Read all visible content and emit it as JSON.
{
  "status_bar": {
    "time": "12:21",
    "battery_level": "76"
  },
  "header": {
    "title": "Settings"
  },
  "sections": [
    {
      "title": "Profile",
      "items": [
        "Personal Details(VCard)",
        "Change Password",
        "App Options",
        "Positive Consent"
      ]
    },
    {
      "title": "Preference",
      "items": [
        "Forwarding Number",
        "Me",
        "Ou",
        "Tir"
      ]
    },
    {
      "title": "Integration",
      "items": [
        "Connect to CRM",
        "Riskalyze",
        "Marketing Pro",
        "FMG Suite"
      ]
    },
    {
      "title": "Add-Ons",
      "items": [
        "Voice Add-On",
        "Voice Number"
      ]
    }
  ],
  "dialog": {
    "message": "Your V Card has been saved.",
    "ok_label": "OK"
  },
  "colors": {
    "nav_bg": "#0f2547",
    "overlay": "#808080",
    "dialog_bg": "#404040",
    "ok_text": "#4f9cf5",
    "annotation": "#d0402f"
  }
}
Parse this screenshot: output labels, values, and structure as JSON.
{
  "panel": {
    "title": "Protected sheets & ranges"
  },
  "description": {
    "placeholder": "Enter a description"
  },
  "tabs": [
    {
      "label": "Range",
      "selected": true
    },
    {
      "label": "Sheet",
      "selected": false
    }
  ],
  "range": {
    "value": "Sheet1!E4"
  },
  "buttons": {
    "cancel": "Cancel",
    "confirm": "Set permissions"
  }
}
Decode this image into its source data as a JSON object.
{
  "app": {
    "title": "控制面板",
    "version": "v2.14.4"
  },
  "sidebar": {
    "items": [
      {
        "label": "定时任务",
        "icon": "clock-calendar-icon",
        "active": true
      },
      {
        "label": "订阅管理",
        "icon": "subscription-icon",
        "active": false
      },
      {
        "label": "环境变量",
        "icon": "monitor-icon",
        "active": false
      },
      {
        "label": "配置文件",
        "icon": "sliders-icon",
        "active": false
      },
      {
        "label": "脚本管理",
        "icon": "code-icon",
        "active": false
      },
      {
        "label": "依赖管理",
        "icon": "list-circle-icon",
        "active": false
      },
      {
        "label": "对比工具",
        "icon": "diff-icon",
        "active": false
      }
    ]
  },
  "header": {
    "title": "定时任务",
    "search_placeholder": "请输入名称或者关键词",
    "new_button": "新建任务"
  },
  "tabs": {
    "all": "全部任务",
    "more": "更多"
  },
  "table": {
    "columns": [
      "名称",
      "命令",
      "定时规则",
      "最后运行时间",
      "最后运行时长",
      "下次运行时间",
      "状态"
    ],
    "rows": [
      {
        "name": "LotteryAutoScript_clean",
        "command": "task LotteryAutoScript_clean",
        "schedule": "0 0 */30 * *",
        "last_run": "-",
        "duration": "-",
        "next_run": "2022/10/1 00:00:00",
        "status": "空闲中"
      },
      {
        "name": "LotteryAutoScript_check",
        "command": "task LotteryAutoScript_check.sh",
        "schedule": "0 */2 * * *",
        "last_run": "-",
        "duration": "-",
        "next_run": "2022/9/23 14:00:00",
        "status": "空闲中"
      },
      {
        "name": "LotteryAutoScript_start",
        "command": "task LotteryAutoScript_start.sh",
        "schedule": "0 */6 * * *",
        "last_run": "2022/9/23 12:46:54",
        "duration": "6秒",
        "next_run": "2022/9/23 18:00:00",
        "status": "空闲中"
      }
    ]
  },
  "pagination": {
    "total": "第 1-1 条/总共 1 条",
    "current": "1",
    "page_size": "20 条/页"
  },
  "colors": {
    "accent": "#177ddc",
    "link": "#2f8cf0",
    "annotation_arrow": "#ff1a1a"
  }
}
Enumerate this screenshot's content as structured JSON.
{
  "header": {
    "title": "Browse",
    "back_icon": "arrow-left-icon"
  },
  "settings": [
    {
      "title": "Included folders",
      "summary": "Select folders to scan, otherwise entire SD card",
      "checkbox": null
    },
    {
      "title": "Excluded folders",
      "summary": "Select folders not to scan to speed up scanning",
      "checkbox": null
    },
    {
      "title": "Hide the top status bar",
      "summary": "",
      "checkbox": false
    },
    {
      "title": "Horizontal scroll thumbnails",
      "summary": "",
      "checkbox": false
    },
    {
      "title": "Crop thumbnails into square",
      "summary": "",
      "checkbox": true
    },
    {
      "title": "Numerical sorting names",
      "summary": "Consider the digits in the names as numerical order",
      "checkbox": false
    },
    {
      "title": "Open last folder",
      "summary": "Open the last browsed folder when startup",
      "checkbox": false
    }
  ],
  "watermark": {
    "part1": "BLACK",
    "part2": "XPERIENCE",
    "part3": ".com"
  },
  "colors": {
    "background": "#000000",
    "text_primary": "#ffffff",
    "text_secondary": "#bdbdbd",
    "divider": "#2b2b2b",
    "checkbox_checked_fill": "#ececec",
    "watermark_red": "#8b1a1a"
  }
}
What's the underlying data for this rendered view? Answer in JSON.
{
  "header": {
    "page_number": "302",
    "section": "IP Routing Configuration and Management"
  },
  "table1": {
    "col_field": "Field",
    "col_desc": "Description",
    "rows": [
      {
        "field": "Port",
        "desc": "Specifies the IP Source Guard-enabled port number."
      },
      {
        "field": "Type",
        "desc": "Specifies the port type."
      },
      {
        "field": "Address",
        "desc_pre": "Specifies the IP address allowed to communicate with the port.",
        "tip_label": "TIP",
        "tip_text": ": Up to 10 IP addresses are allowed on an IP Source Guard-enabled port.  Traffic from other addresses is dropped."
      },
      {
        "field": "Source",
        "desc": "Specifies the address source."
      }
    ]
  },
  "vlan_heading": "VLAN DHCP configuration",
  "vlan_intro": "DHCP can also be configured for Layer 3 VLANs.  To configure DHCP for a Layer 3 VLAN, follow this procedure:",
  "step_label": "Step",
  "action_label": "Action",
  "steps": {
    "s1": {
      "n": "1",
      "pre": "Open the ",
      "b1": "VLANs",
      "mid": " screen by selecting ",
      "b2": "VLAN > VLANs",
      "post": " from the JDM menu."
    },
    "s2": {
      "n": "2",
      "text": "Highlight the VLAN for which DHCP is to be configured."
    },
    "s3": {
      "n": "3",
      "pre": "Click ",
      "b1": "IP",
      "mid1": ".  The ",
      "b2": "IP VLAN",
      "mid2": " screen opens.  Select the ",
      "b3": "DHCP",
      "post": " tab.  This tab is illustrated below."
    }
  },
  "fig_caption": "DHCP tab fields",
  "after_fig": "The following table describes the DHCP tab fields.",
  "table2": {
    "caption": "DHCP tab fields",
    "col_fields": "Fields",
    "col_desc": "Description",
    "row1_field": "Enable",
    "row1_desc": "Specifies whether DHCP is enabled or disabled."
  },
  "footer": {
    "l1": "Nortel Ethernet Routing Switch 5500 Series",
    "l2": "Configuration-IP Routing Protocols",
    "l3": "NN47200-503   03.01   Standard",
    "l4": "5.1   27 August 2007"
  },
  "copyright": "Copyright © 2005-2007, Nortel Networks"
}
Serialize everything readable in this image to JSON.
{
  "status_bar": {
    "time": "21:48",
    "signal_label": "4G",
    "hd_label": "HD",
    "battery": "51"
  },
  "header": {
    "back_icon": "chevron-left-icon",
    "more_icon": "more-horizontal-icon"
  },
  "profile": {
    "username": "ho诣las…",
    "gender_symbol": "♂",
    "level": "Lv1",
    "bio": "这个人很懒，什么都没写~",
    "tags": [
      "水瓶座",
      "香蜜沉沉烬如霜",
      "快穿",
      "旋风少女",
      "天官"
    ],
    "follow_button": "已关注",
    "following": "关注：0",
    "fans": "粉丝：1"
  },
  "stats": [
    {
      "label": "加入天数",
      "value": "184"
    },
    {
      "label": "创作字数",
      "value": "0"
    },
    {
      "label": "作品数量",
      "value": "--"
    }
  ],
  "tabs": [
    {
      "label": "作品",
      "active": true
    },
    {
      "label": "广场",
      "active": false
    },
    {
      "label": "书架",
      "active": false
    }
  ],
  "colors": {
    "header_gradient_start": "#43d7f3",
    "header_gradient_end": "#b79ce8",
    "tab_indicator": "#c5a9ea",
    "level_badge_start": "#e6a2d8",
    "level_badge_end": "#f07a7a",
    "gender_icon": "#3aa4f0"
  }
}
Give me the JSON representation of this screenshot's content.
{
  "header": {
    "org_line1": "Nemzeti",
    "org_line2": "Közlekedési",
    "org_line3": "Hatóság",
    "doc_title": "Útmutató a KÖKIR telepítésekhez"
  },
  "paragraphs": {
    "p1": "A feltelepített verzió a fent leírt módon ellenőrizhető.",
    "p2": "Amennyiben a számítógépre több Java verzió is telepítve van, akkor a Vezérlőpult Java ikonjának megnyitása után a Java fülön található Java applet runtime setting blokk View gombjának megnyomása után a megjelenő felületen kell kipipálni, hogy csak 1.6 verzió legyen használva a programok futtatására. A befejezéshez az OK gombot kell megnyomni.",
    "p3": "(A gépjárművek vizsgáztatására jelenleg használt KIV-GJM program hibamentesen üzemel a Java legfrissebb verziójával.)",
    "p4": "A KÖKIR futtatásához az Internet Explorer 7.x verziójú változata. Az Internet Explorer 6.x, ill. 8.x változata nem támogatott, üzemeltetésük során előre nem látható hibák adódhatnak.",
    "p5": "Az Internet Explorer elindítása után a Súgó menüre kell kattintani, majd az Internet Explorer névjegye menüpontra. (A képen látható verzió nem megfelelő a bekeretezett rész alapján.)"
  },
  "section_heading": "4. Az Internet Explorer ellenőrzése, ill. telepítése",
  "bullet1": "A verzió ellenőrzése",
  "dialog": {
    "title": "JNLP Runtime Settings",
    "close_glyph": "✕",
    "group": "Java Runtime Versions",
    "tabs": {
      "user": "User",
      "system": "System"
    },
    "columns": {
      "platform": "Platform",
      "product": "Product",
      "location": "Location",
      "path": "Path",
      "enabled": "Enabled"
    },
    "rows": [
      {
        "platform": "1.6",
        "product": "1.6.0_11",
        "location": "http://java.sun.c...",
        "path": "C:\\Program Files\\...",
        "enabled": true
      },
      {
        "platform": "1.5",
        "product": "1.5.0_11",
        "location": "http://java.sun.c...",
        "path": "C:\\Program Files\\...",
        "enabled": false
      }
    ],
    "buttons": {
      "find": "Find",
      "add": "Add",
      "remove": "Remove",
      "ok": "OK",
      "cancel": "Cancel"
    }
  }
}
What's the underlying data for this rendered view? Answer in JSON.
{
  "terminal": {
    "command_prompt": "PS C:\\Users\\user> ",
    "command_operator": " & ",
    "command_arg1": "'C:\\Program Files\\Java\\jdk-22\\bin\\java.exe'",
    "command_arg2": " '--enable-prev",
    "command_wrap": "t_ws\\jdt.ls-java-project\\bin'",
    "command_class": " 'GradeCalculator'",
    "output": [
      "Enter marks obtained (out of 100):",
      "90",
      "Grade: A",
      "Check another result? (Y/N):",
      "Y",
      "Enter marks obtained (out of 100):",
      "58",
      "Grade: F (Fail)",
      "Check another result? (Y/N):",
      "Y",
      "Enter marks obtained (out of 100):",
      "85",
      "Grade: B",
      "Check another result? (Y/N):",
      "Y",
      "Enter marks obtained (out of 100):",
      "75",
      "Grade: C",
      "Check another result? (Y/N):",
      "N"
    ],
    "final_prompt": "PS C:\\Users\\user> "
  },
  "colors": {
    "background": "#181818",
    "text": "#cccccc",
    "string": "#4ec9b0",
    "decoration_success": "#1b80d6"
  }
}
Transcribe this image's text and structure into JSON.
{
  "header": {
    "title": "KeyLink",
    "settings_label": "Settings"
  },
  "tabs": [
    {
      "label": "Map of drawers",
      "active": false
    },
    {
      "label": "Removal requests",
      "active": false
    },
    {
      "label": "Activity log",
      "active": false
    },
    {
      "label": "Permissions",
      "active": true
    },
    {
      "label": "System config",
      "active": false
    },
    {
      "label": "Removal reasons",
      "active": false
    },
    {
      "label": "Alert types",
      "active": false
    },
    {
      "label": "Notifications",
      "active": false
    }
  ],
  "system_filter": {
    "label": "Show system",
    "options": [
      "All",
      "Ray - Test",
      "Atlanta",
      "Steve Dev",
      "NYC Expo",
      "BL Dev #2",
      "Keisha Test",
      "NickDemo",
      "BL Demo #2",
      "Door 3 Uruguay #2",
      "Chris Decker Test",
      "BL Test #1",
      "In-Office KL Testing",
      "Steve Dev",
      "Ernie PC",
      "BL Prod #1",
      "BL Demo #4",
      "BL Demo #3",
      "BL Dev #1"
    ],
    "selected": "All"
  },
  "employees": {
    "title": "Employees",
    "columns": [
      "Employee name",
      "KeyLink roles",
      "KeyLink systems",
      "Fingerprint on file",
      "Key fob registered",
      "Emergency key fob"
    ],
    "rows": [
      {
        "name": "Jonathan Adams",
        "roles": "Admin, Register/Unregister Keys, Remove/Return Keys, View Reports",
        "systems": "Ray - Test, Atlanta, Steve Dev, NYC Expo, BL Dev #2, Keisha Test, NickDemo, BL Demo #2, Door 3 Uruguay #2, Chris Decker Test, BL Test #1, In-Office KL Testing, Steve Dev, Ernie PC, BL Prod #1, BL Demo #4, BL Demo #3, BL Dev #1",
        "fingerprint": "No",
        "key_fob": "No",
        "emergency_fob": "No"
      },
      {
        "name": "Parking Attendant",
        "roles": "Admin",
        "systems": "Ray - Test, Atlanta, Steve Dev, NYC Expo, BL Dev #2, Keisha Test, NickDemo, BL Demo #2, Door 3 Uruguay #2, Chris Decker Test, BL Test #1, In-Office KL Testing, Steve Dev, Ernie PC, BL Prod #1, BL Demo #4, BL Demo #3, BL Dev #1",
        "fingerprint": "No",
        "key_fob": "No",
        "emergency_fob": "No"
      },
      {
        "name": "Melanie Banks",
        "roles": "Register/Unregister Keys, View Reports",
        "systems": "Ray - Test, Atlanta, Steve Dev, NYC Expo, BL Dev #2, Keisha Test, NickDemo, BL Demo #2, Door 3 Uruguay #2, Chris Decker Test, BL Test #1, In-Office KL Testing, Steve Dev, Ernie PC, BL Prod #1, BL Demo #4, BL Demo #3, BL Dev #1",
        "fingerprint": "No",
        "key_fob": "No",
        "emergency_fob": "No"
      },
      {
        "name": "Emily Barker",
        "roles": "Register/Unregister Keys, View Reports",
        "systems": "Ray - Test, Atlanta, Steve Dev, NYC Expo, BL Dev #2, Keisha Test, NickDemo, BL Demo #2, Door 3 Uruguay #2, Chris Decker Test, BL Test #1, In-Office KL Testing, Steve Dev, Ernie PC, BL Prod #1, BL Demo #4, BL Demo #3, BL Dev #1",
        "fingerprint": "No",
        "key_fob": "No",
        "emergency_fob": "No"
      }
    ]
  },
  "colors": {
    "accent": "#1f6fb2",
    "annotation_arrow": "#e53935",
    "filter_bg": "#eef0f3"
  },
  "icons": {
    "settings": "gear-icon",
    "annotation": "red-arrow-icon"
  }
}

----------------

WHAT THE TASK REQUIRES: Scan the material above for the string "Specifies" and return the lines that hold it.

OUTPUT OF THE EXERCISE:
        "desc": "Specifies the IP Source Guard-enabled port number."
        "desc": "Specifies the port type."
        "desc_pre": "Specifies the IP address allowed to communicate with the port.",
        "desc": "Specifies the address source."
    "row1_desc": "Specifies whether DHCP is enabled or disabled."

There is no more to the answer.